  1. […] In response to this press release, I provided substantiated proof that my thesis was correct in an article published on July 7, titled “CODEX ALIMENTARIUS: The Elephant in the Room that They Don’t Want You to See.” […]

  2. ZNOFOB says:

    I agree totally, Will. However, since the school systems are as corrupt as the FDA, and since they only desire to produce the George Carlin referenced “obedient workers”, which is genuinely what they desire to make of our children, there is nothing in our educational system to point to that is wholly “educational” whatsoever. Yet another failed system to force your children through in order to ensure they are going to be good little boys and girls and follow orders…take their meds, eat their brain deadening poisons and take their squalene and thimerosol laced immunizations to pump out the television addled zombies they desire. It is unconscienable. Heinous. And happening right now, in your face. And what are we prepared to do about these crimes? What redress of our government do we really have? The already rigged ballot boxes? We are in a lot of trouble, and we may not get to come back from this amount of trouble. The table is tilted, folks. The game is rigged. And nobody seems to notice, nobody seems to care…
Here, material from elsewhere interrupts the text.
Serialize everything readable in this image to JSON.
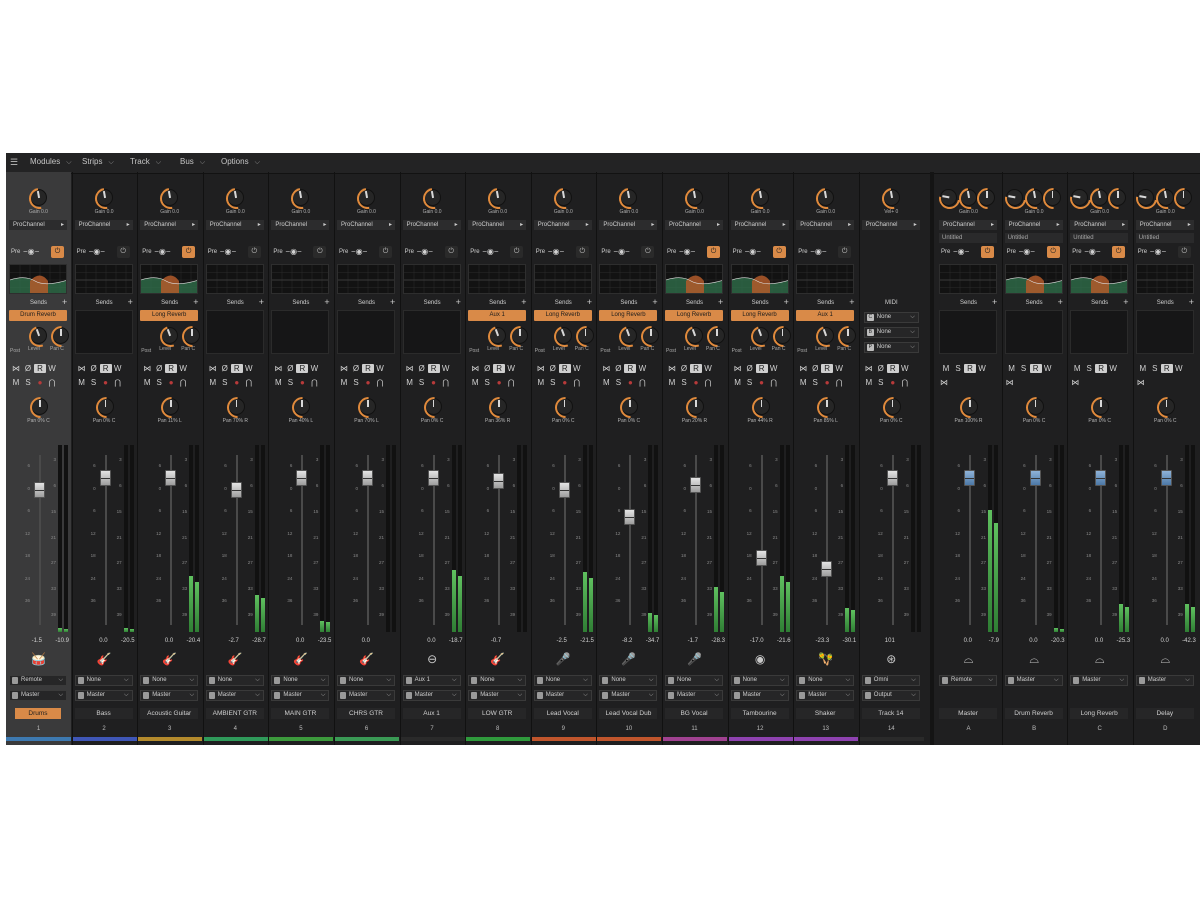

  3. Will says:

    Hi Barbara,

    It’s a pity they don’t teach this stuff at school – but at least a growing number are learning of these things in the internet.

    Best wishes


  4. P.S. This is from the FDA site:

    Codex Alimentarius Commission

    Under the WHO umbrella, the Codex Alimentarius Commission develops food standards, guidelines and codes of practice under the Joint FAO/WHO Food Standards Programs. FDA participates and exercises leadership in relevant Codex committees. Harmonization and Multilateral Relations representatives coordinate Codex activities within FDA and other U.S. agencies to encourage the development of science-based, international food safety and labeling standards.